Content starts

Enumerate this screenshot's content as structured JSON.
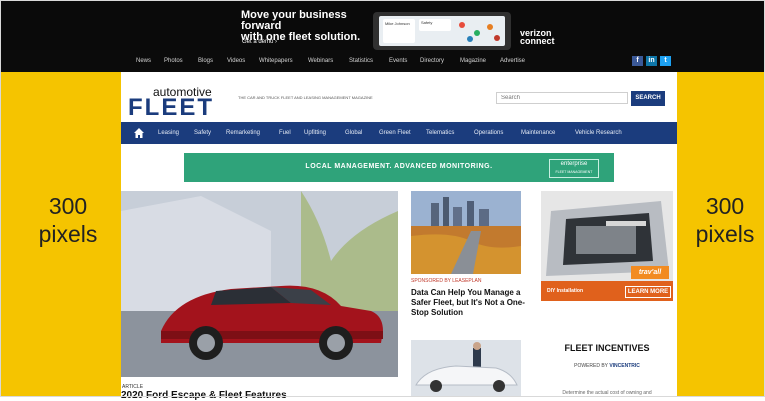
{
  "top_ad": {
    "headline_line1": "Move your business forward",
    "headline_line2": "with one fleet solution.",
    "cta": "Get a demo  ›",
    "brand_line1": "verizon",
    "brand_line2": "connect",
    "screen_name": "Mike Johnson",
    "screen_badge": "Safety"
  },
  "utility_nav": [
    "News",
    "Photos",
    "Blogs",
    "Videos",
    "Whitepapers",
    "Webinars",
    "Statistics",
    "Events",
    "Directory",
    "Magazine",
    "Advertise"
  ],
  "social": [
    "f",
    "in",
    "t"
  ],
  "gutter": {
    "left_value": "300",
    "left_unit": "pixels",
    "right_value": "300",
    "right_unit": "pixels"
  },
  "header": {
    "logo_top": "automotive",
    "logo_main": "FLEET",
    "tagline": "THE CAR AND TRUCK FLEET AND LEASING MANAGEMENT MAGAZINE",
    "search_placeholder": "Search",
    "search_button": "SEARCH"
  },
  "main_nav": [
    "Leasing",
    "Safety",
    "Remarketing",
    "Fuel",
    "Upfitting",
    "Global",
    "Green Fleet",
    "Telematics",
    "Operations",
    "Maintenance",
    "Vehicle Research"
  ],
  "ad_strip": {
    "text": "LOCAL MANAGEMENT. ADVANCED MONITORING.",
    "logo_line1": "enterprise",
    "logo_line2": "FLEET MANAGEMENT"
  },
  "hero": {
    "kicker": "ARTICLE",
    "title": "2020 Ford Escape & Fleet Features"
  },
  "mid_story": {
    "sponsored": "SPONSORED BY LEASEPLAN",
    "title": "Data Can Help You Manage a Safer Fleet, but It's Not a One-Stop Solution"
  },
  "right_ad": {
    "diy": "DIY Installation",
    "learn_more": "LEARN MORE",
    "brand": "trav'all"
  },
  "incentives": {
    "title": "FLEET INCENTIVES",
    "powered_by": "POWERED BY",
    "powered_brand": "VINCENTRIC",
    "text": "Determine the actual cost of owning and"
  },
  "colors": {
    "gutter_yellow": "#f5c400",
    "brand_navy": "#1b3c7d",
    "ad_green": "#2fa37a",
    "travall_orange": "#e0611c"
  }
}
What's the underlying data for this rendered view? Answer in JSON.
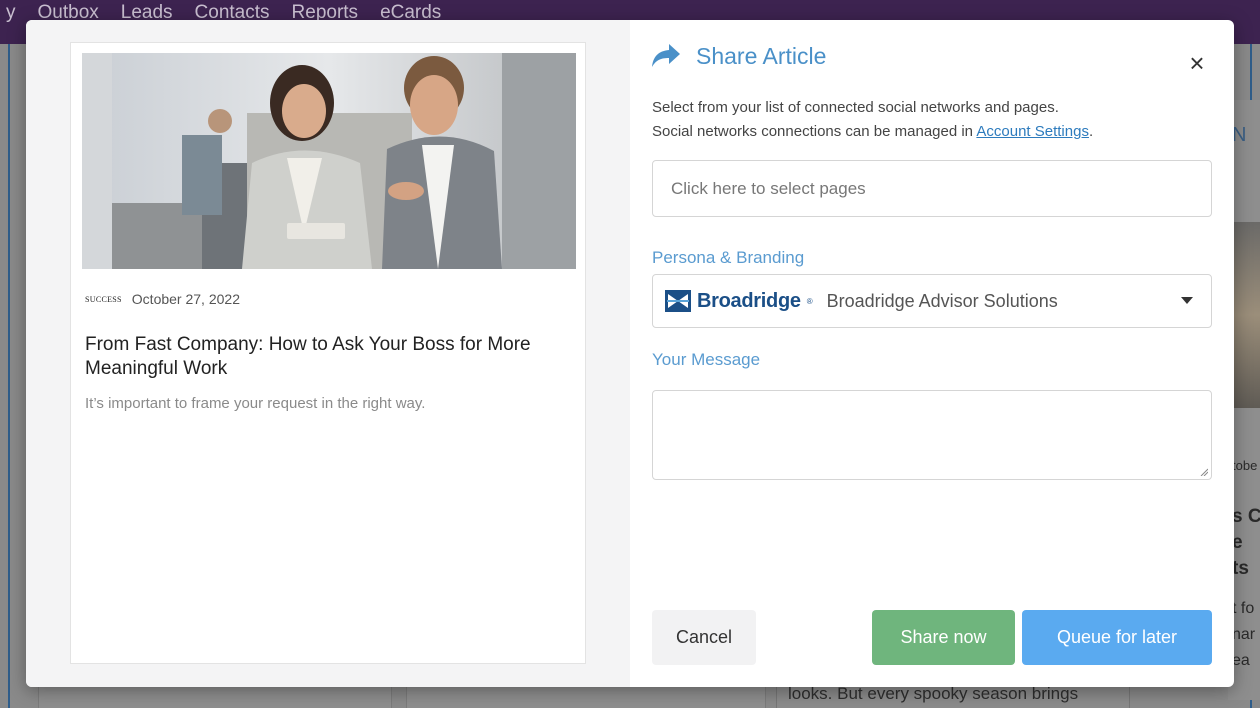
{
  "background": {
    "nav_items": [
      "y",
      "Outbox",
      "Leads",
      "Contacts",
      "Reports",
      "eCards"
    ],
    "right_fragments": [
      "N",
      "tobe",
      "s C",
      "e",
      "ts",
      "t fo",
      "nar",
      "ea"
    ],
    "bottom_text": "looks. But every spooky season brings"
  },
  "article": {
    "image_alt": "Two business people talking in an office, woman holding a tablet",
    "source_logo": "SUCCESS",
    "date": "October 27, 2022",
    "title": "From Fast Company: How to Ask Your Boss for More Meaningful Work",
    "summary": "It’s important to frame your request in the right way."
  },
  "share": {
    "title": "Share Article",
    "description_line1": "Select from your list of connected social networks and pages.",
    "description_line2_prefix": "Social networks connections can be managed in ",
    "account_settings_link": "Account Settings",
    "description_line2_suffix": ".",
    "pages_placeholder": "Click here to select pages",
    "persona_label": "Persona & Branding",
    "persona_brand_word": "Broadridge",
    "persona_value": "Broadridge Advisor Solutions",
    "message_label": "Your Message",
    "message_value": "",
    "cancel_label": "Cancel",
    "share_now_label": "Share now",
    "queue_label": "Queue for later",
    "close_glyph": "×"
  },
  "colors": {
    "accent": "#4a90c8",
    "share_now": "#6fb57d",
    "queue": "#5aaaf0",
    "brand_navy": "#1b4f87",
    "topbar": "#3d2350"
  },
  "icons": {
    "share": "share-arrow-icon",
    "close": "close-icon",
    "dropdown": "caret-down-icon",
    "brand": "broadridge-logo-icon"
  }
}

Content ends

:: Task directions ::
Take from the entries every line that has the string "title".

:: Expected answer ::
    "title": "2020 Ford Escape & Fleet Features"
    "title": "Data Can Help You Manage a Safer Fleet, but It's Not a One-Stop Solution"
    "title": "FLEET INCENTIVES",
    "title": "From Fast Company: How to Ask Your Boss for More Meaningful Work",
    "title": "Share Article",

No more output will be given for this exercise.